WHAT NEEDS TO BE DONE: Repeat the records below verbatim.

Entries taken from a collection

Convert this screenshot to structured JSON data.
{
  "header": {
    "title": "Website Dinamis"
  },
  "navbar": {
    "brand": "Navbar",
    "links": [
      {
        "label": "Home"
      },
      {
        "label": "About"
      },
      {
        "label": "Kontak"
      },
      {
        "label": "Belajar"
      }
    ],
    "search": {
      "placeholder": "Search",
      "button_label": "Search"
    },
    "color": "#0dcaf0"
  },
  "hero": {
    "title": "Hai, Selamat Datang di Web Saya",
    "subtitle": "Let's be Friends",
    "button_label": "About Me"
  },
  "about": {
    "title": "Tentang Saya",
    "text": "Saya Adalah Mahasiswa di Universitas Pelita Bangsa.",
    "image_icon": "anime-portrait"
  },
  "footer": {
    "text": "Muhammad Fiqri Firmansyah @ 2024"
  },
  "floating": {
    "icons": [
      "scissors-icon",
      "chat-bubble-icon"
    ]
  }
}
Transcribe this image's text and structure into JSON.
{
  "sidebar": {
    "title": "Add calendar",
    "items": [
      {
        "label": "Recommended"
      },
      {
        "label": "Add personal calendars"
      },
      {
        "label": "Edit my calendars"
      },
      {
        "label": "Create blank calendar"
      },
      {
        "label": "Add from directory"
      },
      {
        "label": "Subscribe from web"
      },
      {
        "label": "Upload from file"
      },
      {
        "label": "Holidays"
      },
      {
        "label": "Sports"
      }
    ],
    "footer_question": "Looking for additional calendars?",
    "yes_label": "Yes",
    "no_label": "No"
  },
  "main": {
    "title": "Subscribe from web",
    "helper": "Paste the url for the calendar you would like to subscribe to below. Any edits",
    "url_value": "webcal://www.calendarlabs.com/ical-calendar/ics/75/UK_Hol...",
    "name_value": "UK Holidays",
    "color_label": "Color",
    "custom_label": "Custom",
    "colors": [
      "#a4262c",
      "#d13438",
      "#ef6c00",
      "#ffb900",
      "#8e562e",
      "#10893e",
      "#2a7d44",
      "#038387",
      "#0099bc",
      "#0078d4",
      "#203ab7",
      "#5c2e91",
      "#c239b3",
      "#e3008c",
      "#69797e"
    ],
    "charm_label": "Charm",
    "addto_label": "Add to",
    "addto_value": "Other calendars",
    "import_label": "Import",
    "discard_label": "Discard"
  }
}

REPLY:
Convert this screenshot to structured JSON data.
{
  "header": {
    "title": "Website Dinamis"
  },
  "navbar": {
    "brand": "Navbar",
    "links": [
      {
        "label": "Home"
      },
      {
        "label": "About"
      },
      {
        "label": "Kontak"
      },
      {
        "label": "Belajar"
      }
    ],
    "search": {
      "placeholder": "Search",
      "button_label": "Search"
    },
    "color": "#0dcaf0"
  },
  "hero": {
    "title": "Hai, Selamat Datang di Web Saya",
    "subtitle": "Let's be Friends",
    "button_label": "About Me"
  },
  "about": {
    "title": "Tentang Saya",
    "text": "Saya Adalah Mahasiswa di Universitas Pelita Bangsa.",
    "image_icon": "anime-portrait"
  },
  "footer": {
    "text": "Muhammad Fiqri Firmansyah @ 2024"
  },
  "floating": {
    "icons": [
      "scissors-icon",
      "chat-bubble-icon"
    ]
  }
}
Transcribe this image's text and structure into JSON.
{
  "sidebar": {
    "title": "Add calendar",
    "items": [
      {
        "label": "Recommended"
      },
      {
        "label": "Add personal calendars"
      },
      {
        "label": "Edit my calendars"
      },
      {
        "label": "Create blank calendar"
      },
      {
        "label": "Add from directory"
      },
      {
        "label": "Subscribe from web"
      },
      {
        "label": "Upload from file"
      },
      {
        "label": "Holidays"
      },
      {
        "label": "Sports"
      }
    ],
    "footer_question": "Looking for additional calendars?",
    "yes_label": "Yes",
    "no_label": "No"
  },
  "main": {
    "title": "Subscribe from web",
    "helper": "Paste the url for the calendar you would like to subscribe to below. Any edits",
    "url_value": "webcal://www.calendarlabs.com/ical-calendar/ics/75/UK_Hol...",
    "name_value": "UK Holidays",
    "color_label": "Color",
    "custom_label": "Custom",
    "colors": [
      "#a4262c",
      "#d13438",
      "#ef6c00",
      "#ffb900",
      "#8e562e",
      "#10893e",
      "#2a7d44",
      "#038387",
      "#0099bc",
      "#0078d4",
      "#203ab7",
      "#5c2e91",
      "#c239b3",
      "#e3008c",
      "#69797e"
    ],
    "charm_label": "Charm",
    "addto_label": "Add to",
    "addto_value": "Other calendars",
    "import_label": "Import",
    "discard_label": "Discard"
  }
}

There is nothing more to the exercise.